SEATTLE (AP) — The Environmental Protection Agency is reconsidering water quality standards it approved for Washington state two years ago, taking up a review requested by industry groups.
In November 2016, the EPA finalized water quality standards for the state tied partly to how much fish people eat. The EPA approved some aspects of the state’s plan but decided in many cases to set stricter limits than the state had wanted.
The EPA said at the time that the combination of its own federal rules and parts of the state’s plan would protect residents from exposure to toxic pollutants.
In a letter Friday, EPA assistant administrator David Ross told one of the petitioners, Utility Water Act Group, that his agency would reconsider its actions.
Most Read Local Stories
- The time Seattle neighbors sued Howard Schultz and Kurt Cobain's estate over a driveway in a park
- Seattle upzones 27 neighborhood hubs, passes affordable-housing requirements
- 'We lost one of our finest': Kittitas County deputy shot dead Tuesday night was father of three
- Why are people in Seattle homeless?
- Smoking strong pot daily raises psychosis risk, study finds
“Some issues raised in the petition warrant additional review,” EPA spokesman Michael Abboud said in a statement Wednesday.
The standards, sometimes referred to as the fish consumption rule, came after years of contentious debate.
Native American tribes and environmental groups said tougher rules were needed to reduce water pollution and protect those who eat fish.

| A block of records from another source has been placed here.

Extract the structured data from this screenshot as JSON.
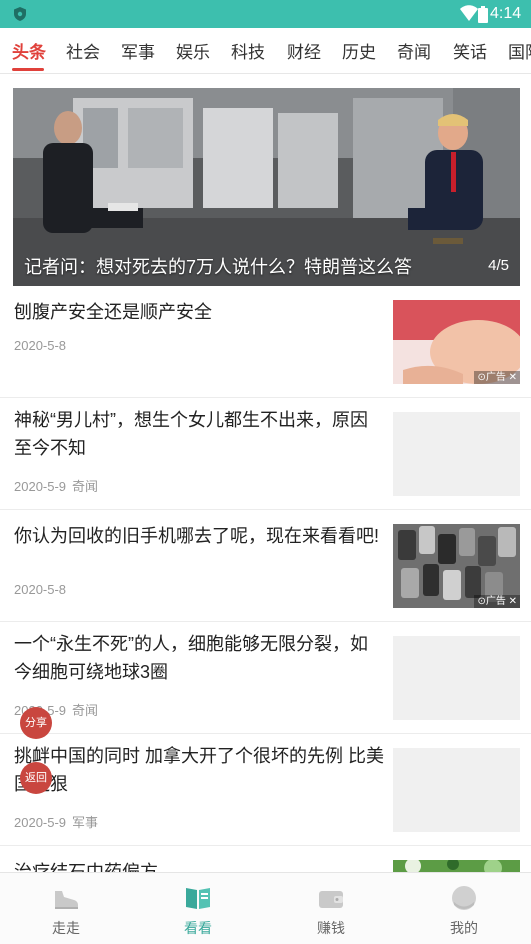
{
  "status_bar": {
    "time": "4:14"
  },
  "tabs": [
    {
      "label": "头条",
      "active": true
    },
    {
      "label": "社会"
    },
    {
      "label": "军事"
    },
    {
      "label": "娱乐"
    },
    {
      "label": "科技"
    },
    {
      "label": "财经"
    },
    {
      "label": "历史"
    },
    {
      "label": "奇闻"
    },
    {
      "label": "笑话"
    },
    {
      "label": "国际"
    }
  ],
  "banner": {
    "title": "记者问：想对死去的7万人说什么？特朗普这么答",
    "counter": "4/5"
  },
  "articles": [
    {
      "title": "刨腹产安全还是顺产安全",
      "date": "2020-5-8",
      "tag": "",
      "ad": true,
      "ad_label": "⊙广告 ✕"
    },
    {
      "title": "神秘“男儿村”，想生个女儿都生不出来，原因至今不知",
      "date": "2020-5-9",
      "tag": "奇闻",
      "ad": false
    },
    {
      "title": "你认为回收的旧手机哪去了呢，现在来看看吧!",
      "date": "2020-5-8",
      "tag": "",
      "ad": true,
      "ad_label": "⊙广告 ✕"
    },
    {
      "title": "一个“永生不死”的人，细胞能够无限分裂，如今细胞可绕地球3圈",
      "date": "2020-5-9",
      "tag": "奇闻",
      "ad": false
    },
    {
      "title": "挑衅中国的同时 加拿大开了个很坏的先例 比美国还狠",
      "date": "2020-5-9",
      "tag": "军事",
      "ad": false
    },
    {
      "title": "治疗结石中药偏方",
      "date": "",
      "tag": "",
      "ad": true
    }
  ],
  "floating": {
    "share": "分享",
    "back": "返回"
  },
  "bottom_nav": [
    {
      "label": "走走",
      "icon": "shoe-icon"
    },
    {
      "label": "看看",
      "icon": "book-icon",
      "active": true
    },
    {
      "label": "赚钱",
      "icon": "wallet-icon"
    },
    {
      "label": "我的",
      "icon": "profile-icon"
    }
  ],
  "colors": {
    "accent_teal": "#3dbfae",
    "tab_active_red": "#e0413b",
    "nav_active": "#3aa99b",
    "float_button": "#c9463f"
  }
}
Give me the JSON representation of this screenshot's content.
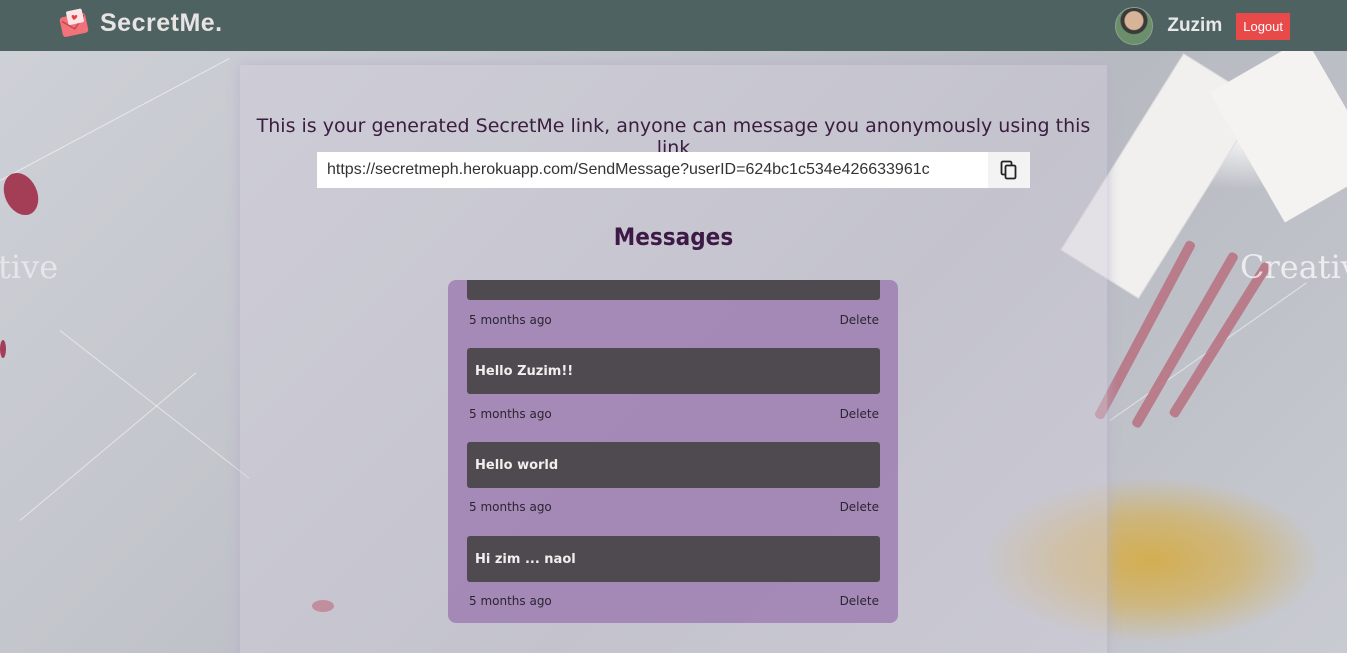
{
  "navbar": {
    "brand": "SecretMe.",
    "username": "Zuzim",
    "logout_label": "Logout"
  },
  "main": {
    "link_caption": "This is your generated SecretMe link, anyone can message you anonymously using this link",
    "link_value": "https://secretmeph.herokuapp.com/SendMessage?userID=624bc1c534e426633961c",
    "messages_title": "Messages"
  },
  "messages": [
    {
      "text": "",
      "time": "5 months ago",
      "delete_label": "Delete"
    },
    {
      "text": "Hello Zuzim!!",
      "time": "5 months ago",
      "delete_label": "Delete"
    },
    {
      "text": "Hello world",
      "time": "5 months ago",
      "delete_label": "Delete"
    },
    {
      "text": "Hi zim ... naol",
      "time": "5 months ago",
      "delete_label": "Delete"
    }
  ],
  "icons": {
    "brand": "envelope-heart-icon",
    "copy": "copy-icon",
    "avatar": "user-avatar"
  },
  "colors": {
    "navbar": "#4f6262",
    "logout": "#e84a4a",
    "messages_box": "#9b78af",
    "message_card": "#4f4a50",
    "title": "#3d1946"
  }
}
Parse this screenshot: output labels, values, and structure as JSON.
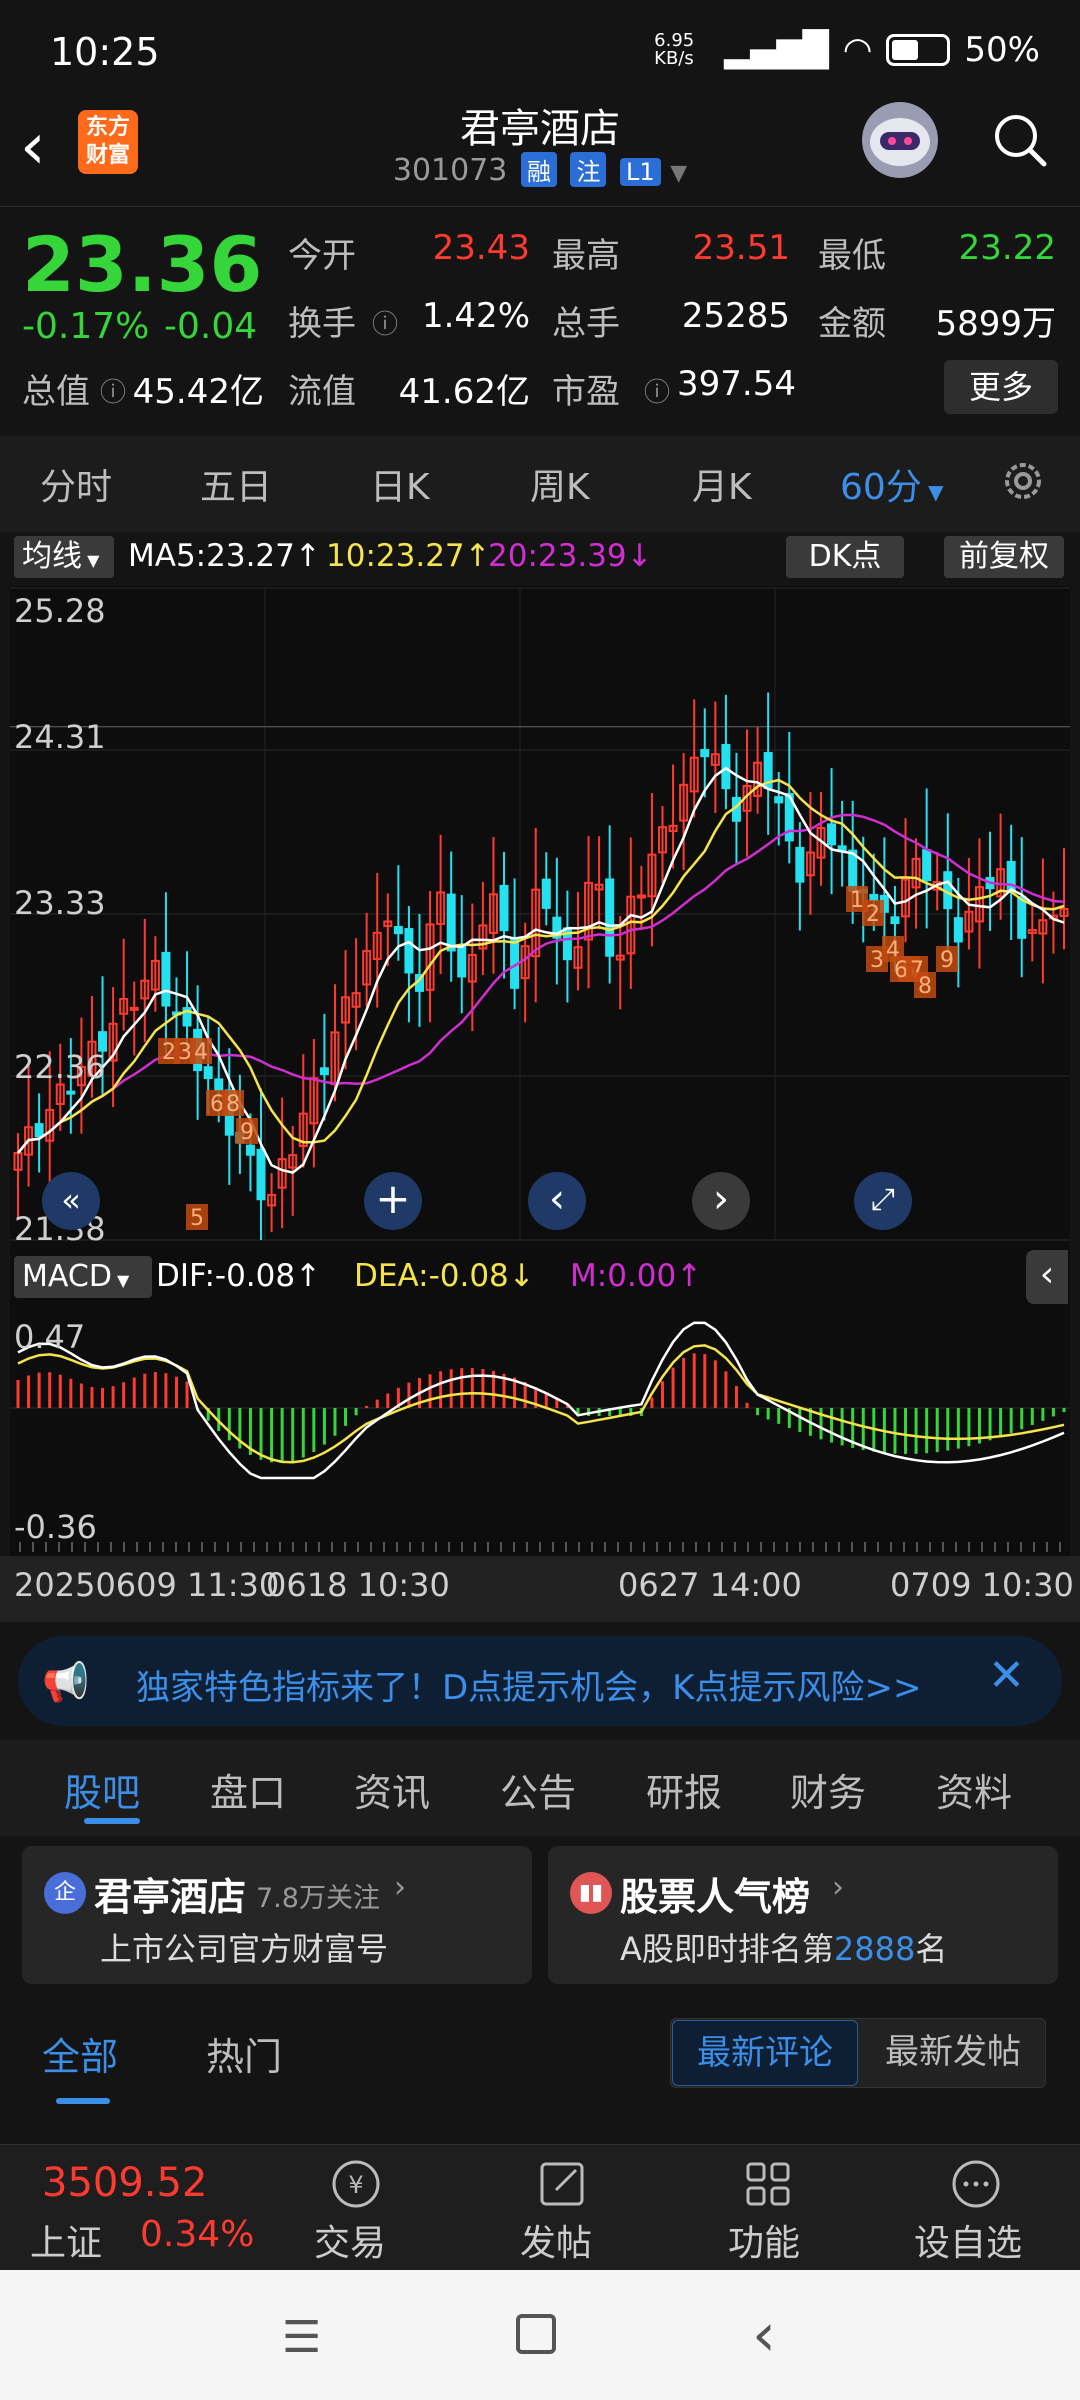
{
  "status_bar": {
    "time": "10:25",
    "net_speed": "6.95 KB/s",
    "battery": "50%"
  },
  "header": {
    "logo_text": "东方财富",
    "title": "君亭酒店",
    "code": "301073",
    "tags": [
      "融",
      "注",
      "L1"
    ]
  },
  "quote": {
    "price": "23.36",
    "change_pct": "-0.17%",
    "change": "-0.04",
    "open_label": "今开",
    "open": "23.43",
    "high_label": "最高",
    "high": "23.51",
    "low_label": "最低",
    "low": "23.22",
    "turnover_label": "换手",
    "turnover": "1.42%",
    "volume_label": "总手",
    "volume": "25285",
    "amount_label": "金额",
    "amount": "5899万",
    "mktcap_label": "总值",
    "mktcap": "45.42亿",
    "float_label": "流值",
    "float": "41.62亿",
    "pe_label": "市盈",
    "pe": "397.54",
    "more_label": "更多"
  },
  "period_tabs": [
    {
      "label": "分时"
    },
    {
      "label": "五日"
    },
    {
      "label": "日K"
    },
    {
      "label": "周K"
    },
    {
      "label": "月K"
    },
    {
      "label": "60分"
    }
  ],
  "indicators": {
    "ma_select": "均线",
    "ma5": "MA5:23.27↑",
    "ma10": "10:23.27↑",
    "ma20": "20:23.39↓",
    "dk_label": "DK点",
    "fq_label": "前复权",
    "macd_select": "MACD",
    "dif": "DIF:-0.08↑",
    "dea": "DEA:-0.08↓",
    "m": "M:0.00↑"
  },
  "chart_data": {
    "type": "candlestick",
    "price_axis_labels": [
      "25.28",
      "24.31",
      "23.33",
      "22.36",
      "21.38"
    ],
    "ylim": [
      21.38,
      25.28
    ],
    "macd_axis_labels": [
      "0.47",
      "-0.36"
    ],
    "x_labels": [
      "20250609 11:30",
      "0618 10:30",
      "0627 14:00",
      "0709 10:30"
    ],
    "ma_last": {
      "MA5": 23.27,
      "MA10": 23.27,
      "MA20": 23.39
    },
    "dk_signals_left": [
      "2",
      "3",
      "4",
      "6",
      "8",
      "9",
      "5"
    ],
    "dk_signals_right": [
      "1",
      "2",
      "3",
      "4",
      "5",
      "6",
      "7",
      "8",
      "9"
    ],
    "colors": {
      "up": "#ff3b30",
      "down": "#25e1f0",
      "ma5": "#ffffff",
      "ma10": "#f5e44b",
      "ma20": "#cf2fd0",
      "macd_pos": "#ff3b30",
      "macd_neg": "#36d53a"
    }
  },
  "marquee": {
    "text": "独家特色指标来了！D点提示机会，K点提示风险>>"
  },
  "news_tabs": [
    {
      "label": "股吧"
    },
    {
      "label": "盘口"
    },
    {
      "label": "资讯"
    },
    {
      "label": "公告"
    },
    {
      "label": "研报"
    },
    {
      "label": "财务"
    },
    {
      "label": "资料"
    }
  ],
  "cards": {
    "left_title": "君亭酒店",
    "left_follow": "7.8万关注",
    "left_sub": "上市公司官方财富号",
    "left_badge": "企",
    "right_title": "股票人气榜",
    "right_sub_pre": "A股即时排名第",
    "right_rank": "2888",
    "right_sub_post": "名"
  },
  "sub_tabs": {
    "all": "全部",
    "hot": "热门",
    "latest_comment": "最新评论",
    "latest_post": "最新发帖"
  },
  "bottom_bar": {
    "index_value": "3509.52",
    "index_name": "上证",
    "index_change": "0.34%",
    "items": [
      {
        "label": "交易"
      },
      {
        "label": "发帖"
      },
      {
        "label": "功能"
      },
      {
        "label": "设自选"
      }
    ]
  }
}
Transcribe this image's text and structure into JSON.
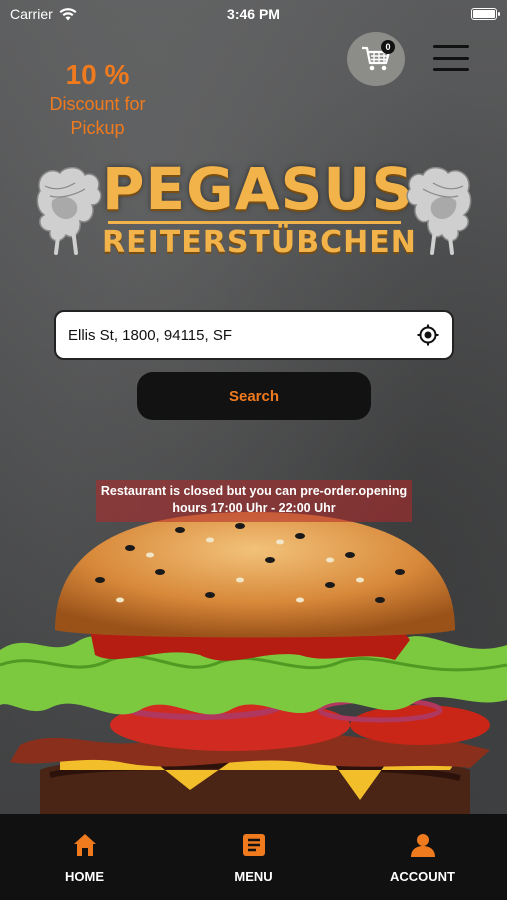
{
  "status_bar": {
    "carrier": "Carrier",
    "time": "3:46 PM"
  },
  "header": {
    "cart_count": "0",
    "icons": [
      "cart-icon",
      "hamburger-menu-icon"
    ]
  },
  "discount": {
    "percent": "10 %",
    "text": "Discount for Pickup"
  },
  "logo": {
    "title": "PEGASUS",
    "subtitle": "REITERSTÜBCHEN"
  },
  "address": {
    "value": "Ellis St, 1800, 94115, SF",
    "icon": "location-target-icon"
  },
  "search": {
    "label": "Search"
  },
  "notice": {
    "text": "Restaurant is closed but you can pre-order.opening hours 17:00 Uhr - 22:00 Uhr"
  },
  "bottom_nav": {
    "items": [
      {
        "label": "HOME",
        "icon": "home-icon"
      },
      {
        "label": "MENU",
        "icon": "menu-book-icon"
      },
      {
        "label": "ACCOUNT",
        "icon": "person-icon"
      }
    ]
  },
  "colors": {
    "accent": "#f07a1e",
    "logo_gold": "#f2b34a",
    "nav_bg": "#111111",
    "notice_bg": "#b42828"
  }
}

Businesses such as Boeing and local governments argued that too strict rules could cost billions with little benefit to the environment.
Eight business and trade groups including the Association of Washington Business and the Washington Farm Bureau petitioned for reconsideration in February 2017. They said the EPA usurped the role of the state and imposed rules that will be devastating to local communities and businesses.
Chris McCabe, executive director of the Northwest Pulp and Paper Association, said the current rule is unworkable.
“I hope it’s a step in the right direction,” he said. “The letter says they are going to reconsider, but it doesn’t say exactly what they’re going to do. We’re hopeful that they’ll honor the petition.”
Dennis McLerran, who was regional EPA administrator when the agency approved the rules, called the EPA’s decision to reconsider unfortunate and said it would create uncertainty.
“It’s still unclear whether they’ll approve or deny the petition, but the fact that they’re reconsidering indicates that they’re moving in a direction that’s inconsistent with the previous administration,” McLaren said. “These were decisions that were based on the best available science and also on our interpretation of (tribal) treaty right obligations.”
When the rules were finalized in 2016, state Ecology Director Maia Bellon expressed disappointment that the EPA didn’t accept the state’s approach in its entirety. In a letter to the EPA Tuesday, she wrote that she opposes changing course.
Bellon said in a letter to the EPA Tuesday that the standards the state proposed were protective and the preferred approach but the state chose not to challenge EPA’s stricter standards.
“Your decision to reconsider the current standards only sets us back and is already causing confusion and unpredictability,” she wrote Tuesday.
The EPA approved nearly one-quarter of the pollution standards the state adopted and finalized its own updates for the remaining three-quarters.
This story has been updated to correct the spelling of Dennis McLerran.